UPDATE Oct. 4:

Elizabeth Jarvis-Shean, Tesla's director of global communications, wrote in an email to the media on Friday afternoon:
"Today, Tesla posted this blog about the Model S fire near Seattle, WA this week to our site: http://www.teslamotors.com/blog/model-s-fire."

Excerpt of statement from CEO Elon Musk:

"When the fire department arrived, they observed standard procedure, which was to gain access to the source of the fire by puncturing holes in the top of the battery's protective metal plate and applying water. For the Model S lithium-ion battery, it was correct to apply water (vs. dry chemical extinguisher), but not to puncture the metal firewall, as the newly created holes allowed the flames to then vent upwards into the front trunk section of the Model S. Nonetheless, a combination of water followed by dry chemical extinguisher quickly brought the fire to an end."

Meanwhile, the company's stock down 6.2 percent from Wednesday, the first full trading day after the Model S fire incident in Kent, Washington, to $183.46 in Friday after-hours trading.

Original story begins here:

Tesla Motors Inc. (NASDAQ:TSLA) has lost about $2.5 billion in value since markets closed on Tuesday, the same day a black Model S electric sedan struck a metallic object on a highway south of Seattle and erupted into flames that responders said got worse when, according to an incident report obtained by International Business Times, they sprayed water on the vehicle to extinguish them.

On Thursday afternoon, the stock was trading around $173 a share after closing on Tuesday at $193. Co-founder and CEO Elon Musk, who owns about 23 percent of the company, is a little less of a billionaire on Friday since the value of his stake has shrunk by about $594 million.

Meanwhile, Deutsche Bank Securities Inc. issued a research note that appears to have been written before news of exactly what the firefighters of the Regional Fire Authority of Kent, Wash., 20 miles south of downtown Seattle, confronted. “The fire dep’t was called, arrived at the scene and extinguished the fire without further incident,” wrote Deutsche Bank analyst Dan Galves in a note that rates TSLA a buy.

As Deutche Bank pointed out, the Model S has driven 83 million miles and has had only a dozen significant accidents; this is the first fire in a Tesla vehicle. But how the fire team extinguished the fire on Tuesday should not be considered “without further incident.”

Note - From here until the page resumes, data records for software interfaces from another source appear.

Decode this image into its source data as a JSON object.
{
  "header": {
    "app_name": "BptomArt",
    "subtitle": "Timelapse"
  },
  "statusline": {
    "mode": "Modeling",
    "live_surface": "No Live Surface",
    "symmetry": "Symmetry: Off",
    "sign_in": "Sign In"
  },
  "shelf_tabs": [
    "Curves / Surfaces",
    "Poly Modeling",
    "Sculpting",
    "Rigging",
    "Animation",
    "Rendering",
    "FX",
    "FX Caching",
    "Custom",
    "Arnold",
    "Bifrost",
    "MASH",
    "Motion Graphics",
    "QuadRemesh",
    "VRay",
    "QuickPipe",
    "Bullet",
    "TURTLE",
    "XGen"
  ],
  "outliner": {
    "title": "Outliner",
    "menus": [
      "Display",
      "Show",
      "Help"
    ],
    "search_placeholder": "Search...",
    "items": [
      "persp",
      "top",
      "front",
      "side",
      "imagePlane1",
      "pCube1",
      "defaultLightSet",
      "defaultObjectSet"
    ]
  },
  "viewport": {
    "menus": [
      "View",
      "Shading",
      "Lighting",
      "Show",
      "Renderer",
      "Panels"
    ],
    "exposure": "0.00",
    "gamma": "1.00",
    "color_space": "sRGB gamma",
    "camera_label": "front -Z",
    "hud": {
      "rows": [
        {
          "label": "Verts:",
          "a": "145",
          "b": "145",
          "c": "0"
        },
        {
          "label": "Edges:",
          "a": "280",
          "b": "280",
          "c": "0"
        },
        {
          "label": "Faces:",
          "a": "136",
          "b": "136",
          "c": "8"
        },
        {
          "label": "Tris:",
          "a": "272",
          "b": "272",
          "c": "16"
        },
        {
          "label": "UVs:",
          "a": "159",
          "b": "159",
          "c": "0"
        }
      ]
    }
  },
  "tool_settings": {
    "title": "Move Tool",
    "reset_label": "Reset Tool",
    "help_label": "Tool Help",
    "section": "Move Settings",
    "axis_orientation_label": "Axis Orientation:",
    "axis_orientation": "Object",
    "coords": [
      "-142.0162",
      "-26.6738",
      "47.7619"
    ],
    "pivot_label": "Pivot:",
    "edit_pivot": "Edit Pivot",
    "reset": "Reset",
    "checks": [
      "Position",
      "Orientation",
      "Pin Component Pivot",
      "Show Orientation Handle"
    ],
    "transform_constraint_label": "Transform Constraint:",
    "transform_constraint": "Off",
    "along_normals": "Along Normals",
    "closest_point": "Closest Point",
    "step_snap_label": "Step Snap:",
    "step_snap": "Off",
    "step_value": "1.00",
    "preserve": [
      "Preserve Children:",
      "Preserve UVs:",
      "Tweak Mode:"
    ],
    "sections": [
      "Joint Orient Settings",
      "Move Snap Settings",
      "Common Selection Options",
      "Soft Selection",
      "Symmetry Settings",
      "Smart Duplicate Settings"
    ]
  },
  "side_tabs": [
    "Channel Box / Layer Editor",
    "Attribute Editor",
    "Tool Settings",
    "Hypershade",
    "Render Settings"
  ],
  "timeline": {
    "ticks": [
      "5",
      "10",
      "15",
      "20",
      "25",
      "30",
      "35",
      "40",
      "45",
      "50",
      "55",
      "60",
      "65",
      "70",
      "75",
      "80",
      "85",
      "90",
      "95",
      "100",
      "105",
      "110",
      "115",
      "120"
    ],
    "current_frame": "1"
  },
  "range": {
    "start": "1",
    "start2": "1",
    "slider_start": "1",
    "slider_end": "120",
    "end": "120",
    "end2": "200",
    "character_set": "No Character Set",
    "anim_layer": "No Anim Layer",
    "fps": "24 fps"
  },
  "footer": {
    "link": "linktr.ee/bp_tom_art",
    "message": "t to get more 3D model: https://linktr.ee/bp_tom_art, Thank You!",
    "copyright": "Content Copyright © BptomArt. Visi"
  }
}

“The fire appeared to be extinguished, then reignited underneath the vehicle,” said the incident report. After they sprayed the car with water, the situation got worse. “The application of water seemed to intensify the fire activity.”

Responders then applied dry chemical flame retardant, which “put down the majority of the fire.” But in order to fully extinguish the flames, responders had to use a circular saw to “cut an access hole into [the] front structural member to water the battery pack.”

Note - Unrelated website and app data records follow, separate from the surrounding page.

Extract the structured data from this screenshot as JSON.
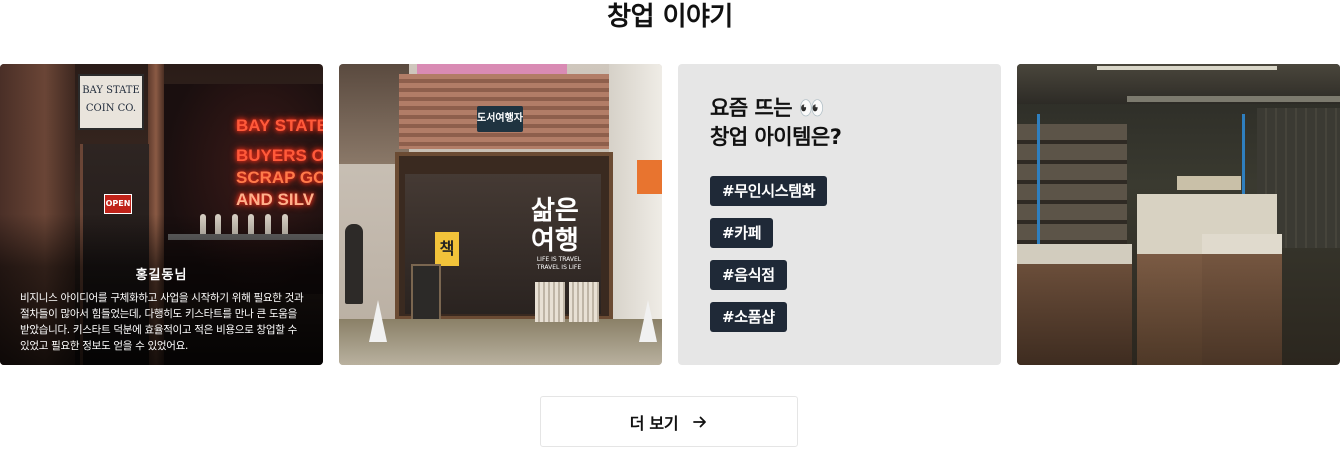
{
  "section": {
    "title": "창업 이야기"
  },
  "cards": {
    "card1": {
      "image_description": "storefront-photo",
      "image_sign": "BAY STATE COIN CO.",
      "neon_lines": [
        "BAY STATE",
        "BUYERS OF",
        "SCRAP GO",
        "AND SILV"
      ],
      "open_sign": "OPEN",
      "reviewer_name": "홍길동님",
      "review_text": "비지니스 아이디어를 구체화하고 사업을 시작하기 위해 필요한 것과 절차들이 많아서 힘들었는데, 다행히도 키스타트를 만나 큰 도움을 받았습니다. 키스타트 덕분에 효율적이고 적은 비용으로 창업할 수 있었고 필요한 정보도 얻을 수 있었어요."
    },
    "card2": {
      "image_description": "bookshop-storefront-photo",
      "nameplate": "도서여행자",
      "glass_word_line1": "삶은",
      "glass_word_line2": "여행",
      "glass_sub": "LIFE IS TRAVEL TRAVEL IS LIFE",
      "yellow_char": "책"
    },
    "card3": {
      "title_line1": "요즘 뜨는 👀",
      "title_line2": "창업 아이템은?",
      "tags": [
        "#무인시스템화",
        "#카페",
        "#음식점",
        "#소품샵"
      ],
      "background": "#e6e6e6",
      "tag_color": "#1f2937"
    },
    "card4": {
      "image_description": "store-interior-photo"
    }
  },
  "more_button": {
    "label": "더 보기",
    "icon": "arrow-right-icon"
  }
}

The incident underscores an important question about electric vehicles in general – and especially electric luxury vehicles that are more likely than smaller, dinkier EVs to be speeding down highways: How should firefighters respond to EV fires? What happens if there isn’t a driver alive to inform them that the car is electric? Do firefighters need to be aware of EV models so they know automatically to apply dry chemical flame retardant? Will they need to cut EVs open to fully extinguish the flames?

There are all significant questions. Hopefully the National Highway Transportation Safety Administration, currently shut down due to congressional incompetence, will open up again soon to look into the matter.